Flickr Photo/Roderick Yang (CC-BY-NC-ND)

CenturyLink has given Washington state investigators an explanation for the six-hour 911 service outage earlier this month that prevented 4,500 emergency calls from getting through.

In a report filed with Washington's Utilities and Transportation Commission, the company says the calls got stuck at a routing center in Colorado.

Calls coming in are supposed to be assigned a digital ticket — a unique identifier that allows it to be routed to the right dispatchers. 

But on the April 10 outage day, the Colorado call center had exhausted its supply of digital tickets. At that point, said the commission, the state expected that a failsafe would kick in so that calls would be routed to a backup center in Miami.

"Obviously that didn't happen," said  Bill Weinman, the commission's assistant director of telecommunication. In fact, CenturyLink said the system was not designed to forward calls to Miami when a failure at such a preliminary stage occurred.

However, Century Link said the Colorado company Intrado won't run out of digital tickets again. Intrado has since greatly expanded the number of tickets available.

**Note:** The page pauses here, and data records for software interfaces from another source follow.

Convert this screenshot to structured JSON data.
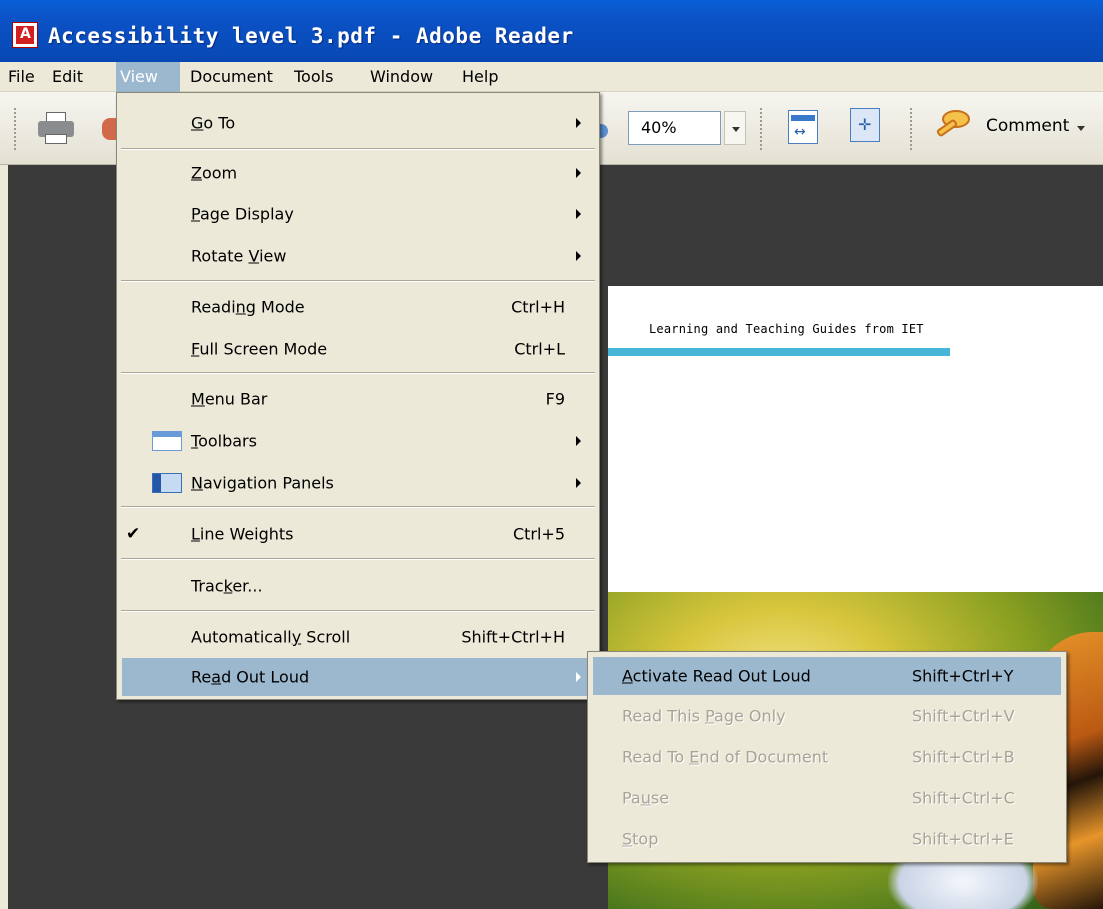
{
  "window": {
    "title": "Accessibility level 3.pdf - Adobe Reader"
  },
  "menubar": {
    "items": [
      "File",
      "Edit",
      "View",
      "Document",
      "Tools",
      "Window",
      "Help"
    ],
    "active": "View"
  },
  "toolbar": {
    "zoom_value": "40%",
    "comment_label": "Comment"
  },
  "document": {
    "header_text": "Learning and Teaching Guides from IET",
    "rule_color": "#45b5d8"
  },
  "view_menu": {
    "items": [
      {
        "label_pre": "",
        "label_u": "G",
        "label_post": "o To",
        "shortcut": "",
        "submenu": true
      },
      {
        "label_pre": "",
        "label_u": "Z",
        "label_post": "oom",
        "shortcut": "",
        "submenu": true
      },
      {
        "label_pre": "",
        "label_u": "P",
        "label_post": "age Display",
        "shortcut": "",
        "submenu": true
      },
      {
        "label_pre": "Rotate ",
        "label_u": "V",
        "label_post": "iew",
        "shortcut": "",
        "submenu": true
      },
      {
        "label_pre": "Readi",
        "label_u": "n",
        "label_post": "g Mode",
        "shortcut": "Ctrl+H",
        "submenu": false
      },
      {
        "label_pre": "",
        "label_u": "F",
        "label_post": "ull Screen Mode",
        "shortcut": "Ctrl+L",
        "submenu": false
      },
      {
        "label_pre": "",
        "label_u": "M",
        "label_post": "enu Bar",
        "shortcut": "F9",
        "submenu": false
      },
      {
        "label_pre": "",
        "label_u": "T",
        "label_post": "oolbars",
        "shortcut": "",
        "submenu": true
      },
      {
        "label_pre": "",
        "label_u": "N",
        "label_post": "avigation Panels",
        "shortcut": "",
        "submenu": true
      },
      {
        "label_pre": "",
        "label_u": "L",
        "label_post": "ine Weights",
        "shortcut": "Ctrl+5",
        "submenu": false,
        "checked": true
      },
      {
        "label_pre": "Trac",
        "label_u": "k",
        "label_post": "er...",
        "shortcut": "",
        "submenu": false
      },
      {
        "label_pre": "Automaticall",
        "label_u": "y",
        "label_post": " Scroll",
        "shortcut": "Shift+Ctrl+H",
        "submenu": false
      },
      {
        "label_pre": "Re",
        "label_u": "a",
        "label_post": "d Out Loud",
        "shortcut": "",
        "submenu": true,
        "highlighted": true
      }
    ],
    "check_glyph": "✔"
  },
  "read_out_loud_menu": {
    "items": [
      {
        "label_pre": "",
        "label_u": "A",
        "label_post": "ctivate Read Out Loud",
        "shortcut": "Shift+Ctrl+Y",
        "enabled": true,
        "highlighted": true
      },
      {
        "label_pre": "Read This ",
        "label_u": "P",
        "label_post": "age Only",
        "shortcut": "Shift+Ctrl+V",
        "enabled": false
      },
      {
        "label_pre": "Read To ",
        "label_u": "E",
        "label_post": "nd of Document",
        "shortcut": "Shift+Ctrl+B",
        "enabled": false
      },
      {
        "label_pre": "Pa",
        "label_u": "u",
        "label_post": "se",
        "shortcut": "Shift+Ctrl+C",
        "enabled": false
      },
      {
        "label_pre": "",
        "label_u": "S",
        "label_post": "top",
        "shortcut": "Shift+Ctrl+E",
        "enabled": false
      }
    ]
  },
  "colors": {
    "menu_highlight": "#9cb8cf",
    "menu_bg": "#ece9d8",
    "titlebar": "#0a52c6",
    "doc_bg": "#3a3a3a"
  }
}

The state said it will ask for data about the incident from the companies involved as part of its continuing investigation.